Anderson, who represents Windward Oahu, plans to hold a public hearing on the measure next month in the Council’s Zoning Committee, which he chairs. Because it would change the Land Use Ordinance, the proposal must pass as a resolution before a bill can move forward.
The Outdoor Circle will be meeting with Anderson to discuss the proposal this week in hopes of moving it along. The environmental organization, best known for keeping Hawaii free of billboards, has pushed for years to restrict campaign signs, citing broad public support. In 2008 a bill to limit the size and number of signs appeared close to passage at the Legislature but was shot down at the end of the session.
"The sizes of the signs are incredibly out of hand," said Bob Loy, director of environmental programs for the Outdoor Circle. "Our guidelines recommend a 2-by-4-foot sign, which is visible from a distance. We keep seeing literally these billboards up there, supported by frames, in a state where we thought billboards had been prohibited for the better part of the last 100 years."
"Political signs have gone from being an honest representation of a family’s political choice to it all being about name identification," he said. "The real loser in all this is the beauty of Hawaii and the people who have to look at all these signs everywhere."
Commercial billboards are illegal in Hawaii, along with off-site advertising. There are no restrictions on political signs other than the prohibition against placing them on public property or creating a safety hazard.

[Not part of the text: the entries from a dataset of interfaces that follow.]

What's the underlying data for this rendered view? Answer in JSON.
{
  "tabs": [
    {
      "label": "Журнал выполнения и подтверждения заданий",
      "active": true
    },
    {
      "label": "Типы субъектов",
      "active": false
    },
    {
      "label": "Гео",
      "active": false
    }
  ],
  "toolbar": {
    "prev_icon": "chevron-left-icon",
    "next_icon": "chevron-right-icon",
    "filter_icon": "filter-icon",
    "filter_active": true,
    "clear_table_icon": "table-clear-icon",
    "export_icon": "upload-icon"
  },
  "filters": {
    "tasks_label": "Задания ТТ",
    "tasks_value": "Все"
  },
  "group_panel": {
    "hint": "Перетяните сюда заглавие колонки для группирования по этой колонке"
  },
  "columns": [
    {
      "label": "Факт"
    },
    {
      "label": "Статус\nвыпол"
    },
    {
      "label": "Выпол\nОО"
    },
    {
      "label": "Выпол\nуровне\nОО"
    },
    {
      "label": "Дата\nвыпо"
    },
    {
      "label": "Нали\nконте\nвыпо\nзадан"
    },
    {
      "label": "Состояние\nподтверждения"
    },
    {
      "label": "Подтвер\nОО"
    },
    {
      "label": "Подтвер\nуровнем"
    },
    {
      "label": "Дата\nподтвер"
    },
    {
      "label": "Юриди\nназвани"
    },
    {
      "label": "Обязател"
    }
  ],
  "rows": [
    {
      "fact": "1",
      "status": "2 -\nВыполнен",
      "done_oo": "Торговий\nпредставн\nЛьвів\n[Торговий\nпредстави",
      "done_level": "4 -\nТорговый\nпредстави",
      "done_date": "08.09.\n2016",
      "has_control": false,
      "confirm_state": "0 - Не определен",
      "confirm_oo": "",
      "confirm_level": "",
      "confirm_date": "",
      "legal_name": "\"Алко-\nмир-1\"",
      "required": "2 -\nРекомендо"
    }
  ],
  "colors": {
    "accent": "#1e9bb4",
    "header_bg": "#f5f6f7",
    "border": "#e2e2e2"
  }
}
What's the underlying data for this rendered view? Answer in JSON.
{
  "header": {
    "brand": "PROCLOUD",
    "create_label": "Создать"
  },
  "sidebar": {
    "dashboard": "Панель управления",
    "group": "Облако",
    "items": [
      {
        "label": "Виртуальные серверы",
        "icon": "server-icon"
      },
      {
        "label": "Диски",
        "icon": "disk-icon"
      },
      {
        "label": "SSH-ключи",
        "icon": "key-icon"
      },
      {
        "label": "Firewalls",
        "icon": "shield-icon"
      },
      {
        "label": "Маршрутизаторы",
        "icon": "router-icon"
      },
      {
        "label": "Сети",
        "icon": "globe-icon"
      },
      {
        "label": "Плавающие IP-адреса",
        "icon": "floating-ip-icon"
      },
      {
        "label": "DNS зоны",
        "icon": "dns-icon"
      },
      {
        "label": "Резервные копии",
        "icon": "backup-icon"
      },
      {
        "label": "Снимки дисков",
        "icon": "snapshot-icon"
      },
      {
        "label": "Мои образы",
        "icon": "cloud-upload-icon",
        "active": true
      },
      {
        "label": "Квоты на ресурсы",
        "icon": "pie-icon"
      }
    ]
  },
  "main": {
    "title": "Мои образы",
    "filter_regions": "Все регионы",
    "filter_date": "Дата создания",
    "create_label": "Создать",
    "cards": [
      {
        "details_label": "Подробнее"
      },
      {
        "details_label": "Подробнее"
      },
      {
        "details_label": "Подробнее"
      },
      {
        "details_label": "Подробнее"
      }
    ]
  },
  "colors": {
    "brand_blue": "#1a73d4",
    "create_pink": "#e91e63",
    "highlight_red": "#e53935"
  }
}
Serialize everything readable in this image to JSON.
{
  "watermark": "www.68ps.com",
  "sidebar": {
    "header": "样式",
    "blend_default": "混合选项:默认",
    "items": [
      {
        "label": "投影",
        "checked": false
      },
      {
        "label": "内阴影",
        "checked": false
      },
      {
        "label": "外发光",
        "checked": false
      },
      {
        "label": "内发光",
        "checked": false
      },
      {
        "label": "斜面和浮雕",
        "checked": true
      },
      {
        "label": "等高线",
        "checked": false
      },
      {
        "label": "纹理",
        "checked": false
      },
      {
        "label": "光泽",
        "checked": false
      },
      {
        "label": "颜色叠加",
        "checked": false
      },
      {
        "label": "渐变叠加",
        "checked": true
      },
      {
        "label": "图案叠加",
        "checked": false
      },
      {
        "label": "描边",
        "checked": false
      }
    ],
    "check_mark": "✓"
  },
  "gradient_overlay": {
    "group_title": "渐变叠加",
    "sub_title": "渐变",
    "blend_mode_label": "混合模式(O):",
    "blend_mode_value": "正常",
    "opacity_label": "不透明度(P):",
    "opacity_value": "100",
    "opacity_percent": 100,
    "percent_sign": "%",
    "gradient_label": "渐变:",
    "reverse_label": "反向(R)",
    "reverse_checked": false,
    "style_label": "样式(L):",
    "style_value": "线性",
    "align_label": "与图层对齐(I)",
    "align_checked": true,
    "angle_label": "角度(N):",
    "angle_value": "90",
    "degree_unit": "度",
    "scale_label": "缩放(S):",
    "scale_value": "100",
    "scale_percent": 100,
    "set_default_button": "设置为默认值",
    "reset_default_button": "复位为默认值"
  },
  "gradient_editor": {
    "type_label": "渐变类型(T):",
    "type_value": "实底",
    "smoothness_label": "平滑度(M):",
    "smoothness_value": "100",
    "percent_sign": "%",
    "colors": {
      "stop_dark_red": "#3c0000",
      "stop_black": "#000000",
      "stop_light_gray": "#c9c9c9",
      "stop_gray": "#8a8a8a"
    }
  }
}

Jon Van Dyke, professor of constitutional law at the University of Hawaii, said federal court rulings protect the right of people to express themselves through signs on their property, but also allow for some regulation.
"The right that exists is the right to tell your neighbors what you believe in," Van Dyke said. "That’s something that I’m committed to and support." At the same time, he said, "It’s OK to regulate the size of the signs and to prohibit people paying somebody to put up a sign."
"I suppose some people running for office think these signs help them," he added. "But the overall visual impact on our community is really devastating, I think."
In some cases, campaigners don’t even bother to ask permission before posting signs on private property.
"Some ask if they can put signs; some they just put up the signs," said Fasa Liua, relaxing in a lava-lava on a steamy afternoon in Kalihi.
The fence on his family’s property, fringed with palm fronds, sported 21 signs and banners, including one candidate for governor, three vying for lieutenant governor and one for Congress. Missing from the colorful display was the family’s favorite candidate.
"We want to take them down and put up Mufi signs," Liua said. But in easygoing local style, he and his relatives have let the posters stay.
For first-time candidates, signs are a relatively inexpensive and effective way of putting their name in the minds of voters. In a crowded race like the one for the downtown City Council district, where 10 candidates are competing, name recognition is an important first step.
Christopher Wong, a small-business owner from Kalihi Valley who is running for that seat, put up signs in May to introduce himself to voters and pique their interest. In walking door to door, Wong said he and his volunteers always ask for permission from property owners. Most of his signs are just 1 by 2 feet, but he also has some 6-foot banners.
"This is a temporary thing," Wong said. "This is democracy. It’s beautiful that everyone’s getting out there. This is my first campaign. It is a messy race, with 10 candidates in all."
Wong said he supports the mission of the Outdoor Circle and would back limits on the size and duration of residential signs.
Lin, whose Nuuanu home is a magnet for campaign signs because of its location, had an encouraging word for those concerned about visual blight.
"Pretty soon," she said, "they’re going to come down."